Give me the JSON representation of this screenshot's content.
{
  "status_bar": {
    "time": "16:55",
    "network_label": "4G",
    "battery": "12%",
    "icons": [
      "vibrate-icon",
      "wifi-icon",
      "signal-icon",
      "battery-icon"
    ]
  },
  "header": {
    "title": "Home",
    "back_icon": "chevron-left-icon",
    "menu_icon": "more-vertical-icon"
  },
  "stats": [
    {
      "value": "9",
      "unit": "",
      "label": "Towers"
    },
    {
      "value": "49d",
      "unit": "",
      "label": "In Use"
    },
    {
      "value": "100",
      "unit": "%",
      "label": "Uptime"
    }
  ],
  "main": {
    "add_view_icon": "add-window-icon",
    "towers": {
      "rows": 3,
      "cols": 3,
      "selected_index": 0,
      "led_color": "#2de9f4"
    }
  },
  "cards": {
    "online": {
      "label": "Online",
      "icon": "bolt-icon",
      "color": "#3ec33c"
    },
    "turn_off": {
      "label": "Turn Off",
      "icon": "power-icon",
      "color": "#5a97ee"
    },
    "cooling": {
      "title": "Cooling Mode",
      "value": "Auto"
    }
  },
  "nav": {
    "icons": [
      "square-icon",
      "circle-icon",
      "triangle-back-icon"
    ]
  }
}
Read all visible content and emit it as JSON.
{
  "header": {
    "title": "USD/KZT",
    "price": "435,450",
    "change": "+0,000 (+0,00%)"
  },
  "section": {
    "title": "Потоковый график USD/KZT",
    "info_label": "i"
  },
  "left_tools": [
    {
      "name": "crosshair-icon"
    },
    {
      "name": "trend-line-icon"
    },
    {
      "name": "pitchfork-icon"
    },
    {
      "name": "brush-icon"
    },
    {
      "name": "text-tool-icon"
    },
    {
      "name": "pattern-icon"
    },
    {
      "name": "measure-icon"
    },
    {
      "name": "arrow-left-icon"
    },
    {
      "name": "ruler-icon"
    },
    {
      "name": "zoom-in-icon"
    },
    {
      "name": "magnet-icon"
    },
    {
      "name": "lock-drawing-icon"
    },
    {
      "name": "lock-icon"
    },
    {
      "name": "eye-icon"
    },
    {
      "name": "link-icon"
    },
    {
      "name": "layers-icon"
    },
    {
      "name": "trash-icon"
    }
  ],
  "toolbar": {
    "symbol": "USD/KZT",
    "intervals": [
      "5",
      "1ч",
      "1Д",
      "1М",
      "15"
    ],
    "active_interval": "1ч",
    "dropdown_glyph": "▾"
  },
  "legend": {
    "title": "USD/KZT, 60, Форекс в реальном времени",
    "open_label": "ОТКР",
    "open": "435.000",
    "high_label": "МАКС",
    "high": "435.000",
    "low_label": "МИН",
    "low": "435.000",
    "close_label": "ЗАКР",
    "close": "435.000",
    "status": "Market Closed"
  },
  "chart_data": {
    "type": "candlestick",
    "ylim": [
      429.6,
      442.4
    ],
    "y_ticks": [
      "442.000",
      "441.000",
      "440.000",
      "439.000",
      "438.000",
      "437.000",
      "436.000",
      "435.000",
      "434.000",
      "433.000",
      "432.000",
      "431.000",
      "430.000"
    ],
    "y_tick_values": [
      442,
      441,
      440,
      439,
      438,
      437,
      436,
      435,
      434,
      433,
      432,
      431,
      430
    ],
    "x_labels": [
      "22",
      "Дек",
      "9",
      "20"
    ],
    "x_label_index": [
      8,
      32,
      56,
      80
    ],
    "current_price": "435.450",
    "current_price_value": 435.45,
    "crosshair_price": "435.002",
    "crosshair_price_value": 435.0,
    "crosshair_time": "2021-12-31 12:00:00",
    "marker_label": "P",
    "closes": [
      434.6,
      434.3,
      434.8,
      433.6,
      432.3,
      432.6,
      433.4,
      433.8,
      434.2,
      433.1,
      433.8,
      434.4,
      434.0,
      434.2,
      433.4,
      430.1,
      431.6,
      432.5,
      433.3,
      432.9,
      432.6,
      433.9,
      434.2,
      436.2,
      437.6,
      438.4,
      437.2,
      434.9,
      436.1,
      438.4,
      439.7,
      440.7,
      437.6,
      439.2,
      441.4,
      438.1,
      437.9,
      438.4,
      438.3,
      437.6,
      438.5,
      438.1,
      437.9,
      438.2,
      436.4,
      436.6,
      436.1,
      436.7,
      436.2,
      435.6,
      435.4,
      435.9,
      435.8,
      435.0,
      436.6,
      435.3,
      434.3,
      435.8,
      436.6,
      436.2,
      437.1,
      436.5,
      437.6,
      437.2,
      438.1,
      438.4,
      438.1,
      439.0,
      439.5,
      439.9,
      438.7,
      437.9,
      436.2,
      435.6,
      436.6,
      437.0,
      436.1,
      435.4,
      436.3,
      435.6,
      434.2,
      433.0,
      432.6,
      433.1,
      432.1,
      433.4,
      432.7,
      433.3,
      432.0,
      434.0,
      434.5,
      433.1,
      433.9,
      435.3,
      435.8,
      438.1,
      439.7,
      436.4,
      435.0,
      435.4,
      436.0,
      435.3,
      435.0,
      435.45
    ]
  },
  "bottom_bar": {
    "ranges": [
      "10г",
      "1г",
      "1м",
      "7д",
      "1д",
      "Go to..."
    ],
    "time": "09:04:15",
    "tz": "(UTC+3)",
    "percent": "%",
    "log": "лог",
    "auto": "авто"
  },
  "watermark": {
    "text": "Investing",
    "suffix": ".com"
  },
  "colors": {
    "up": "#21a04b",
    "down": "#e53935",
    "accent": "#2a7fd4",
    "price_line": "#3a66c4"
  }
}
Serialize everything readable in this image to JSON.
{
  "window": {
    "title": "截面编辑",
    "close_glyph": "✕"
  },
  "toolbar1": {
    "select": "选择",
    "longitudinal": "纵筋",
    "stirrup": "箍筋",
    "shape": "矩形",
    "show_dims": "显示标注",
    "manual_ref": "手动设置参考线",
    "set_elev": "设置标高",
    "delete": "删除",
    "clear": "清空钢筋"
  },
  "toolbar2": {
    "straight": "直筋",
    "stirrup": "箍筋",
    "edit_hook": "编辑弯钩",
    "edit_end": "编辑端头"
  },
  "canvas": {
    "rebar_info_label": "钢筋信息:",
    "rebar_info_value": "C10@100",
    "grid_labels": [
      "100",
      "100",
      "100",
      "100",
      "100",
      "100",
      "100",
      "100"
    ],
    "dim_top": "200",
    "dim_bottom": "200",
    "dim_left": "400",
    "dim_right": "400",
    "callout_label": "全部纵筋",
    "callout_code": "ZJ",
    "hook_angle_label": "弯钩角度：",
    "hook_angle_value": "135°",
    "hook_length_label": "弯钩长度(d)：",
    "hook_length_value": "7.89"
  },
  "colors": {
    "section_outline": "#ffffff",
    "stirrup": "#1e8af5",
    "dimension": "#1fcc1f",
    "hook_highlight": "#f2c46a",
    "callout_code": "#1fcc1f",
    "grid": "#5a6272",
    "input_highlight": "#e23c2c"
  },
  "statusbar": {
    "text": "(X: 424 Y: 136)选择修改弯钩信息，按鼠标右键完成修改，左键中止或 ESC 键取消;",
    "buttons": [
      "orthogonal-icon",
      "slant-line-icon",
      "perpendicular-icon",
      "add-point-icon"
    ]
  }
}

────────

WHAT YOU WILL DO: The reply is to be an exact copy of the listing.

REPLY:
Give me the JSON representation of this screenshot's content.
{
  "status_bar": {
    "time": "16:55",
    "network_label": "4G",
    "battery": "12%",
    "icons": [
      "vibrate-icon",
      "wifi-icon",
      "signal-icon",
      "battery-icon"
    ]
  },
  "header": {
    "title": "Home",
    "back_icon": "chevron-left-icon",
    "menu_icon": "more-vertical-icon"
  },
  "stats": [
    {
      "value": "9",
      "unit": "",
      "label": "Towers"
    },
    {
      "value": "49d",
      "unit": "",
      "label": "In Use"
    },
    {
      "value": "100",
      "unit": "%",
      "label": "Uptime"
    }
  ],
  "main": {
    "add_view_icon": "add-window-icon",
    "towers": {
      "rows": 3,
      "cols": 3,
      "selected_index": 0,
      "led_color": "#2de9f4"
    }
  },
  "cards": {
    "online": {
      "label": "Online",
      "icon": "bolt-icon",
      "color": "#3ec33c"
    },
    "turn_off": {
      "label": "Turn Off",
      "icon": "power-icon",
      "color": "#5a97ee"
    },
    "cooling": {
      "title": "Cooling Mode",
      "value": "Auto"
    }
  },
  "nav": {
    "icons": [
      "square-icon",
      "circle-icon",
      "triangle-back-icon"
    ]
  }
}
Read all visible content and emit it as JSON.
{
  "header": {
    "title": "USD/KZT",
    "price": "435,450",
    "change": "+0,000 (+0,00%)"
  },
  "section": {
    "title": "Потоковый график USD/KZT",
    "info_label": "i"
  },
  "left_tools": [
    {
      "name": "crosshair-icon"
    },
    {
      "name": "trend-line-icon"
    },
    {
      "name": "pitchfork-icon"
    },
    {
      "name": "brush-icon"
    },
    {
      "name": "text-tool-icon"
    },
    {
      "name": "pattern-icon"
    },
    {
      "name": "measure-icon"
    },
    {
      "name": "arrow-left-icon"
    },
    {
      "name": "ruler-icon"
    },
    {
      "name": "zoom-in-icon"
    },
    {
      "name": "magnet-icon"
    },
    {
      "name": "lock-drawing-icon"
    },
    {
      "name": "lock-icon"
    },
    {
      "name": "eye-icon"
    },
    {
      "name": "link-icon"
    },
    {
      "name": "layers-icon"
    },
    {
      "name": "trash-icon"
    }
  ],
  "toolbar": {
    "symbol": "USD/KZT",
    "intervals": [
      "5",
      "1ч",
      "1Д",
      "1М",
      "15"
    ],
    "active_interval": "1ч",
    "dropdown_glyph": "▾"
  },
  "legend": {
    "title": "USD/KZT, 60, Форекс в реальном времени",
    "open_label": "ОТКР",
    "open": "435.000",
    "high_label": "МАКС",
    "high": "435.000",
    "low_label": "МИН",
    "low": "435.000",
    "close_label": "ЗАКР",
    "close": "435.000",
    "status": "Market Closed"
  },
  "chart_data": {
    "type": "candlestick",
    "ylim": [
      429.6,
      442.4
    ],
    "y_ticks": [
      "442.000",
      "441.000",
      "440.000",
      "439.000",
      "438.000",
      "437.000",
      "436.000",
      "435.000",
      "434.000",
      "433.000",
      "432.000",
      "431.000",
      "430.000"
    ],
    "y_tick_values": [
      442,
      441,
      440,
      439,
      438,
      437,
      436,
      435,
      434,
      433,
      432,
      431,
      430
    ],
    "x_labels": [
      "22",
      "Дек",
      "9",
      "20"
    ],
    "x_label_index": [
      8,
      32,
      56,
      80
    ],
    "current_price": "435.450",
    "current_price_value": 435.45,
    "crosshair_price": "435.002",
    "crosshair_price_value": 435.0,
    "crosshair_time": "2021-12-31 12:00:00",
    "marker_label": "P",
    "closes": [
      434.6,
      434.3,
      434.8,
      433.6,
      432.3,
      432.6,
      433.4,
      433.8,
      434.2,
      433.1,
      433.8,
      434.4,
      434.0,
      434.2,
      433.4,
      430.1,
      431.6,
      432.5,
      433.3,
      432.9,
      432.6,
      433.9,
      434.2,
      436.2,
      437.6,
      438.4,
      437.2,
      434.9,
      436.1,
      438.4,
      439.7,
      440.7,
      437.6,
      439.2,
      441.4,
      438.1,
      437.9,
      438.4,
      438.3,
      437.6,
      438.5,
      438.1,
      437.9,
      438.2,
      436.4,
      436.6,
      436.1,
      436.7,
      436.2,
      435.6,
      435.4,
      435.9,
      435.8,
      435.0,
      436.6,
      435.3,
      434.3,
      435.8,
      436.6,
      436.2,
      437.1,
      436.5,
      437.6,
      437.2,
      438.1,
      438.4,
      438.1,
      439.0,
      439.5,
      439.9,
      438.7,
      437.9,
      436.2,
      435.6,
      436.6,
      437.0,
      436.1,
      435.4,
      436.3,
      435.6,
      434.2,
      433.0,
      432.6,
      433.1,
      432.1,
      433.4,
      432.7,
      433.3,
      432.0,
      434.0,
      434.5,
      433.1,
      433.9,
      435.3,
      435.8,
      438.1,
      439.7,
      436.4,
      435.0,
      435.4,
      436.0,
      435.3,
      435.0,
      435.45
    ]
  },
  "bottom_bar": {
    "ranges": [
      "10г",
      "1г",
      "1м",
      "7д",
      "1д",
      "Go to..."
    ],
    "time": "09:04:15",
    "tz": "(UTC+3)",
    "percent": "%",
    "log": "лог",
    "auto": "авто"
  },
  "watermark": {
    "text": "Investing",
    "suffix": ".com"
  },
  "colors": {
    "up": "#21a04b",
    "down": "#e53935",
    "accent": "#2a7fd4",
    "price_line": "#3a66c4"
  }
}
Serialize everything readable in this image to JSON.
{
  "window": {
    "title": "截面编辑",
    "close_glyph": "✕"
  },
  "toolbar1": {
    "select": "选择",
    "longitudinal": "纵筋",
    "stirrup": "箍筋",
    "shape": "矩形",
    "show_dims": "显示标注",
    "manual_ref": "手动设置参考线",
    "set_elev": "设置标高",
    "delete": "删除",
    "clear": "清空钢筋"
  },
  "toolbar2": {
    "straight": "直筋",
    "stirrup": "箍筋",
    "edit_hook": "编辑弯钩",
    "edit_end": "编辑端头"
  },
  "canvas": {
    "rebar_info_label": "钢筋信息:",
    "rebar_info_value": "C10@100",
    "grid_labels": [
      "100",
      "100",
      "100",
      "100",
      "100",
      "100",
      "100",
      "100"
    ],
    "dim_top": "200",
    "dim_bottom": "200",
    "dim_left": "400",
    "dim_right": "400",
    "callout_label": "全部纵筋",
    "callout_code": "ZJ",
    "hook_angle_label": "弯钩角度：",
    "hook_angle_value": "135°",
    "hook_length_label": "弯钩长度(d)：",
    "hook_length_value": "7.89"
  },
  "colors": {
    "section_outline": "#ffffff",
    "stirrup": "#1e8af5",
    "dimension": "#1fcc1f",
    "hook_highlight": "#f2c46a",
    "callout_code": "#1fcc1f",
    "grid": "#5a6272",
    "input_highlight": "#e23c2c"
  },
  "statusbar": {
    "text": "(X: 424 Y: 136)选择修改弯钩信息，按鼠标右键完成修改，左键中止或 ESC 键取消;",
    "buttons": [
      "orthogonal-icon",
      "slant-line-icon",
      "perpendicular-icon",
      "add-point-icon"
    ]
  }
}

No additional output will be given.